On paper Phone 2’s cameras haven’t changed all that much, with two 50MP rear snappers – but Nothing has upgraded the main sensor to a Sony IMX890 and improved HDR processing to take multiple extra frames per shot for more convincing pics. A macro mode uses the ultrawide’s autofocus abilties for close-up shots, and it’ll manage 4K HDR video recording at 30fps (or 60fps in SDR). There’s also a 32MP selfie cam up front, with the punch-hole shifted to the middle rather than the top left corner.

The Nothing Phone 2 is launching in three varieties: an 8GB RAM/128GB storage base model which will cost $599/£579, a middle-ground model with 12GB of RAM and 256GB of storage for $699/£629, and a top-tier 12GB/512GB version for $799/£699. It’ll be available from the 13th of July in-person from Nothing’s London store and a pop-up kiosk in New York, with global sales set to follow from the 17th of July.

Profile image of Tom Morgan-Freelander Tom Morgan-Freelander Deputy Editor


A tech addict from about the age of three (seriously, he's got the VHS tapes to prove it), Tom's been writing about gadgets, games and everything in between for the past decade, with a slight diversion into the world of automotive in between.
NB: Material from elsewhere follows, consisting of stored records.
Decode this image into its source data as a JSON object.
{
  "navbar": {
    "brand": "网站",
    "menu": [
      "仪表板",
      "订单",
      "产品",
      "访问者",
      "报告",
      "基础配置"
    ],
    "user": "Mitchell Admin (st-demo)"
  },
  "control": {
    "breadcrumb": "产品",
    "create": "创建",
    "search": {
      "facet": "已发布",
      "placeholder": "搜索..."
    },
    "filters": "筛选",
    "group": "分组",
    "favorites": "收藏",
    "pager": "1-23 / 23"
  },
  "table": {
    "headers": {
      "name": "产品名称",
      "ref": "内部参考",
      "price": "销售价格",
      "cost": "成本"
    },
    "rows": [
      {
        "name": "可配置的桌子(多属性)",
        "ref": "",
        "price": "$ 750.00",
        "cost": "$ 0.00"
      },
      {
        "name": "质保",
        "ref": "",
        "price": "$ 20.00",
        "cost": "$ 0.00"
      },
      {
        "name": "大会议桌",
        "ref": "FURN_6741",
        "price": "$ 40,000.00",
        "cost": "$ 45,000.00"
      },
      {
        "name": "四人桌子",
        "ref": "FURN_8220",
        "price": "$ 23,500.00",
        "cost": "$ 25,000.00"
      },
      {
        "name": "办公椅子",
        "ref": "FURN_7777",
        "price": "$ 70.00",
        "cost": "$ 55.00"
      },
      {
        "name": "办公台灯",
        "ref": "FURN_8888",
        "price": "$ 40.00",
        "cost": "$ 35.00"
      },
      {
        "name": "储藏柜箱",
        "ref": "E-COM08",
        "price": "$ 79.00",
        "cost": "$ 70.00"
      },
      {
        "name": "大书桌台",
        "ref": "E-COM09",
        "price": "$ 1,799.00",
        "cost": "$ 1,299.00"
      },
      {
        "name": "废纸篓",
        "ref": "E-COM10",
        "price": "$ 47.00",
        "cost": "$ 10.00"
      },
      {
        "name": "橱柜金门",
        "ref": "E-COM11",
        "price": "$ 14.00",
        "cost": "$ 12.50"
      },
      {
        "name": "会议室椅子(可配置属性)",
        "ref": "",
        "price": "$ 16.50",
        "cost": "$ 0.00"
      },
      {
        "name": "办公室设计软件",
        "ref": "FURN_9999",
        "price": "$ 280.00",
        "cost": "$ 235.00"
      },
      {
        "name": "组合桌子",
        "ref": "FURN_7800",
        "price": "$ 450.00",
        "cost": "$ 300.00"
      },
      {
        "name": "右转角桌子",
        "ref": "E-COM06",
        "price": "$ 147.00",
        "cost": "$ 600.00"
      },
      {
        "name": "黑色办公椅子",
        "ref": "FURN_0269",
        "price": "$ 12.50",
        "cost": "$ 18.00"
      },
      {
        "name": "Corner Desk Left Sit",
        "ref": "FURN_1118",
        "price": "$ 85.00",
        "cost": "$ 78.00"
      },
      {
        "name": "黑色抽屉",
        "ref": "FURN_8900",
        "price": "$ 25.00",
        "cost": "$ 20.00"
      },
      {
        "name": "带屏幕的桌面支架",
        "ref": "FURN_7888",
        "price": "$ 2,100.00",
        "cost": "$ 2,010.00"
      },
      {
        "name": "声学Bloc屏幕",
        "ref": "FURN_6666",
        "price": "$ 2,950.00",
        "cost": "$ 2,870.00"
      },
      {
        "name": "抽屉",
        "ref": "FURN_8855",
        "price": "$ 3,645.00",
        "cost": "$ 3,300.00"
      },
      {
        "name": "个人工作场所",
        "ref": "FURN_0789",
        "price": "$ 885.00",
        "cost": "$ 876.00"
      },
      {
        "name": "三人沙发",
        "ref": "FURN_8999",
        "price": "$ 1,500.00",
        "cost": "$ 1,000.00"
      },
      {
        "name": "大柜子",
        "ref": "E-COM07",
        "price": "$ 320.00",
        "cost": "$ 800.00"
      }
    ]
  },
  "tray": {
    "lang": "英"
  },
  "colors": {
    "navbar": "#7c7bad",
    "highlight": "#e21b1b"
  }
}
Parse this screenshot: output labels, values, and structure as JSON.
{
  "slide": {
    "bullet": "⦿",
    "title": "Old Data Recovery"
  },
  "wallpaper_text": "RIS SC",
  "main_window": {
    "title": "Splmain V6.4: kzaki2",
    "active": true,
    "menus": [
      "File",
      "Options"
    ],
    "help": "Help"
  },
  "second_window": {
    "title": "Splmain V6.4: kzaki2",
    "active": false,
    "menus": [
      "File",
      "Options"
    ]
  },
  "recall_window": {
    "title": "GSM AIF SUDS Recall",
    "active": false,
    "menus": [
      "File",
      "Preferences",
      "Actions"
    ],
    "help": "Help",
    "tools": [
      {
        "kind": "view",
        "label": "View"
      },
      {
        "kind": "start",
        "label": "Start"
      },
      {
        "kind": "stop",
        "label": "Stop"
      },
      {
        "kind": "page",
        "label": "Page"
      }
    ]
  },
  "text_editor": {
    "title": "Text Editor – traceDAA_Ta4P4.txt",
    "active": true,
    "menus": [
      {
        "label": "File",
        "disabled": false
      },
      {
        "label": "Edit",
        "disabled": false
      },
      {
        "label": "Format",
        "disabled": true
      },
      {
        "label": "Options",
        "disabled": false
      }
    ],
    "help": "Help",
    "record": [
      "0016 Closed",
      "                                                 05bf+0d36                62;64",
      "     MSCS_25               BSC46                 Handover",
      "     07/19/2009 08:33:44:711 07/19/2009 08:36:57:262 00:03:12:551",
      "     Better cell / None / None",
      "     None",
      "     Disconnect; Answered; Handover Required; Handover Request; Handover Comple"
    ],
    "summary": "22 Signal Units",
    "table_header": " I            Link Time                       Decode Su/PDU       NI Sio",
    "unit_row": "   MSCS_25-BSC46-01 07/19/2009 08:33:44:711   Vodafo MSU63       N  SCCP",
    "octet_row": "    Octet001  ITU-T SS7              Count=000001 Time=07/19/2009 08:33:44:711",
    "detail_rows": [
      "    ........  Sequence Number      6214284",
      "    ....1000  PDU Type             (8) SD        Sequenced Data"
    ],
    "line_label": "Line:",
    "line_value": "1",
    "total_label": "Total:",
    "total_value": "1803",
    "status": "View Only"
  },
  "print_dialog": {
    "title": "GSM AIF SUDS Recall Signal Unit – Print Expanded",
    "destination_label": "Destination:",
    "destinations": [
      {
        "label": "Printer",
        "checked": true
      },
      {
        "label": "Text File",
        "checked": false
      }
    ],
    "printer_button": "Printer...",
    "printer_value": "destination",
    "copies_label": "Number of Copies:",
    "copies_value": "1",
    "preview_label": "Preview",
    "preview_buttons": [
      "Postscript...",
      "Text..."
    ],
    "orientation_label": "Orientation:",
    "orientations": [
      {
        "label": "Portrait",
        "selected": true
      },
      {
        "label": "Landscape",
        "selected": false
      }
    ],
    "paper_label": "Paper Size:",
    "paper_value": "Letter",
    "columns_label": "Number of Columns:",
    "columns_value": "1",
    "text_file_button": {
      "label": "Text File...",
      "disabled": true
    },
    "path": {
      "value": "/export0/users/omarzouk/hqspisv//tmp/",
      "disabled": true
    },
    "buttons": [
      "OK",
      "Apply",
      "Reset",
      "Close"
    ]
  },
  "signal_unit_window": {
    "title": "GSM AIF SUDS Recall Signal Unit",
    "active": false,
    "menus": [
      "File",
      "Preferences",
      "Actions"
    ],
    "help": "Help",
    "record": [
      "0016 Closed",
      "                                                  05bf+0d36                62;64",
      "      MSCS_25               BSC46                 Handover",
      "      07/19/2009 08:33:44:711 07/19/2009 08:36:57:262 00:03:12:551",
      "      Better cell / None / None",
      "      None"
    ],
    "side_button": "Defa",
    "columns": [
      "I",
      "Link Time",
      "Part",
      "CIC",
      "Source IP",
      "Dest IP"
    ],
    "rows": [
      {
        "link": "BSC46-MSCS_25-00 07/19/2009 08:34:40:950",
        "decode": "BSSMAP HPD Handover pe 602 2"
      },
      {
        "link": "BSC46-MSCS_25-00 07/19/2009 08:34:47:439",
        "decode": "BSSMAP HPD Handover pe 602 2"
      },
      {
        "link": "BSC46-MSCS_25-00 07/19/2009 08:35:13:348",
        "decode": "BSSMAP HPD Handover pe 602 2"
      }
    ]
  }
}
As Deputy Editor, Tom keeps the website ticking along, jam-packed with the hottest gadget news and reviews.  When he's not on the road attending launch events, you can usually find him scouring the web for the latest news, to feed Stuff readers' insatiable appetite for tech.

Areas of expertise

Smartphones/tablets/computing, cameras, home cinema, automotive, virtual reality, gaming